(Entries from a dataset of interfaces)

▼

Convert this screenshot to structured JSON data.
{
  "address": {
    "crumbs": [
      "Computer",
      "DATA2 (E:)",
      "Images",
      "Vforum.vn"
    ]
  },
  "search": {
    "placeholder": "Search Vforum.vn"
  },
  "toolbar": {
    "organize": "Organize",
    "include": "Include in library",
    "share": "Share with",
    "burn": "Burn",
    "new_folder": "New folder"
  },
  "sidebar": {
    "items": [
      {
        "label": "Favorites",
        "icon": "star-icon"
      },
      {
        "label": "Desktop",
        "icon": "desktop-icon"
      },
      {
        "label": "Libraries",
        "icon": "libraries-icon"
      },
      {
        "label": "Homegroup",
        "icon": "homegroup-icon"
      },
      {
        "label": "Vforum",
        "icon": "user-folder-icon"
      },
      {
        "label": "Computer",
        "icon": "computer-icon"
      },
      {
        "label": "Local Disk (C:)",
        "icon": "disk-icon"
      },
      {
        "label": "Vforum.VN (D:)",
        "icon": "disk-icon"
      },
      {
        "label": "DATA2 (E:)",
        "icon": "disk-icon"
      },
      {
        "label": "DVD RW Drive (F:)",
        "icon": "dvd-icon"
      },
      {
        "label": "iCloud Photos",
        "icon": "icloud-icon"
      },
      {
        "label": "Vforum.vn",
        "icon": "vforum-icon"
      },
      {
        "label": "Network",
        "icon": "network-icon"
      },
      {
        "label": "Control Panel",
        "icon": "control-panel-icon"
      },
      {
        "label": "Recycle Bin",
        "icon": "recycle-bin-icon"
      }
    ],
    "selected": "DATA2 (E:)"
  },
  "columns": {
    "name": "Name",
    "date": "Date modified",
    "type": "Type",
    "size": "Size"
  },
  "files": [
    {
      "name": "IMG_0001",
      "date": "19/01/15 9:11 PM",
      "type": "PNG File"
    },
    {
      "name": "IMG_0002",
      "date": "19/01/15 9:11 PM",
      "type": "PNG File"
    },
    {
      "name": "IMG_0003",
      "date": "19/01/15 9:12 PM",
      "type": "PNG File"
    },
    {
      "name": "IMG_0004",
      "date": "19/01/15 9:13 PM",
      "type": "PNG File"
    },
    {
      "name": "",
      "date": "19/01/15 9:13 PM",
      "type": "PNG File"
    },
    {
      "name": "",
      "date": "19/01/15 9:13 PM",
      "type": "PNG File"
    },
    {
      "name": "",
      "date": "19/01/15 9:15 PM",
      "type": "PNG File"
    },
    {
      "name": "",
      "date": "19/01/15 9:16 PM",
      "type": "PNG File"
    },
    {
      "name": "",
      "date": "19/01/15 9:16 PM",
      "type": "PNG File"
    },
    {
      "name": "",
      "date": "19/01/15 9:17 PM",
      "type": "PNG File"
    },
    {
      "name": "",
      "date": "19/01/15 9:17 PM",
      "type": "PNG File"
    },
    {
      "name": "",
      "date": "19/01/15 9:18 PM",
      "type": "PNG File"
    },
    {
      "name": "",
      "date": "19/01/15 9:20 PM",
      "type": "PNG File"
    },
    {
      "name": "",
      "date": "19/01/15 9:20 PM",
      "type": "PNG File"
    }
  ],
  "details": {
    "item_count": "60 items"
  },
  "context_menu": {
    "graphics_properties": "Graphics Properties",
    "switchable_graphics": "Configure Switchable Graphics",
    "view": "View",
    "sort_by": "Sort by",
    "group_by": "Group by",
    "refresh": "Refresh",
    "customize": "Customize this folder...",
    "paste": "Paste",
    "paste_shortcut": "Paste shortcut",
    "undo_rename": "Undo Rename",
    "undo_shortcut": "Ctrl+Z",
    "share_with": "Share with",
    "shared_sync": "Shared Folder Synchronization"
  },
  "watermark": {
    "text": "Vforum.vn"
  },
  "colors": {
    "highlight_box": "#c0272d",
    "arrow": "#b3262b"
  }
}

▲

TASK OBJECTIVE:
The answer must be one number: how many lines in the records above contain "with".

OUTPUT FOR THIS TASK:
2